§ **WORK ITEM**:
Give back the records in full, with every line exactly as it was.

§ **DATA RECORDS**:
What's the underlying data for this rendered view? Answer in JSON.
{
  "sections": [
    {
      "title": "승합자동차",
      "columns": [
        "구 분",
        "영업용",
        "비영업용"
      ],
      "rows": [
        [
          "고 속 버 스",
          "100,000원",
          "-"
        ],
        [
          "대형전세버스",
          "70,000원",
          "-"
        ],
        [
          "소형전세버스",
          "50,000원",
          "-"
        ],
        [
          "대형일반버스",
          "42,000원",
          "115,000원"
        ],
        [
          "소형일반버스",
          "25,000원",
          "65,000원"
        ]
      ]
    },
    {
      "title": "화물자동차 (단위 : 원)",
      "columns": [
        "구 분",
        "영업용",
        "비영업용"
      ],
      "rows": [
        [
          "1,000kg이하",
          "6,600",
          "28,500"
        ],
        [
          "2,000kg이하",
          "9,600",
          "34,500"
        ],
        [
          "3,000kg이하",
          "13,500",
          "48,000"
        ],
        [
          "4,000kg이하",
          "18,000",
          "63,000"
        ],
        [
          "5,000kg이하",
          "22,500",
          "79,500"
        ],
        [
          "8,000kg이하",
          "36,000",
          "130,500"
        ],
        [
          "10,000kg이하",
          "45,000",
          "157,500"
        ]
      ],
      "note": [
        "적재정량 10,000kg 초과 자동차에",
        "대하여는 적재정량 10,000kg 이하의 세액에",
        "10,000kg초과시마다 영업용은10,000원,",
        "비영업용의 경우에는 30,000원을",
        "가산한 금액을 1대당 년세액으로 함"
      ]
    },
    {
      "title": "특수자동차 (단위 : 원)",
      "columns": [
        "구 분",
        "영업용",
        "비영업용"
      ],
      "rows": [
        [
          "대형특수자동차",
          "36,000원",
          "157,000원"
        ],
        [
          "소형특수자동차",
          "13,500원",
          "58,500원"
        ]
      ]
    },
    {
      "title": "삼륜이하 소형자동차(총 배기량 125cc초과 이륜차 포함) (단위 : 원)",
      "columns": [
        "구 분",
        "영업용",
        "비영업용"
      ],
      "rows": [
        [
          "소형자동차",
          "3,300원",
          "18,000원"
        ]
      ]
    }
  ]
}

§ **FINISHED EXERCISE**:
What's the underlying data for this rendered view? Answer in JSON.
{
  "sections": [
    {
      "title": "승합자동차",
      "columns": [
        "구 분",
        "영업용",
        "비영업용"
      ],
      "rows": [
        [
          "고 속 버 스",
          "100,000원",
          "-"
        ],
        [
          "대형전세버스",
          "70,000원",
          "-"
        ],
        [
          "소형전세버스",
          "50,000원",
          "-"
        ],
        [
          "대형일반버스",
          "42,000원",
          "115,000원"
        ],
        [
          "소형일반버스",
          "25,000원",
          "65,000원"
        ]
      ]
    },
    {
      "title": "화물자동차 (단위 : 원)",
      "columns": [
        "구 분",
        "영업용",
        "비영업용"
      ],
      "rows": [
        [
          "1,000kg이하",
          "6,600",
          "28,500"
        ],
        [
          "2,000kg이하",
          "9,600",
          "34,500"
        ],
        [
          "3,000kg이하",
          "13,500",
          "48,000"
        ],
        [
          "4,000kg이하",
          "18,000",
          "63,000"
        ],
        [
          "5,000kg이하",
          "22,500",
          "79,500"
        ],
        [
          "8,000kg이하",
          "36,000",
          "130,500"
        ],
        [
          "10,000kg이하",
          "45,000",
          "157,500"
        ]
      ],
      "note": [
        "적재정량 10,000kg 초과 자동차에",
        "대하여는 적재정량 10,000kg 이하의 세액에",
        "10,000kg초과시마다 영업용은10,000원,",
        "비영업용의 경우에는 30,000원을",
        "가산한 금액을 1대당 년세액으로 함"
      ]
    },
    {
      "title": "특수자동차 (단위 : 원)",
      "columns": [
        "구 분",
        "영업용",
        "비영업용"
      ],
      "rows": [
        [
          "대형특수자동차",
          "36,000원",
          "157,000원"
        ],
        [
          "소형특수자동차",
          "13,500원",
          "58,500원"
        ]
      ]
    },
    {
      "title": "삼륜이하 소형자동차(총 배기량 125cc초과 이륜차 포함) (단위 : 원)",
      "columns": [
        "구 분",
        "영업용",
        "비영업용"
      ],
      "rows": [
        [
          "소형자동차",
          "3,300원",
          "18,000원"
        ]
      ]
    }
  ]
}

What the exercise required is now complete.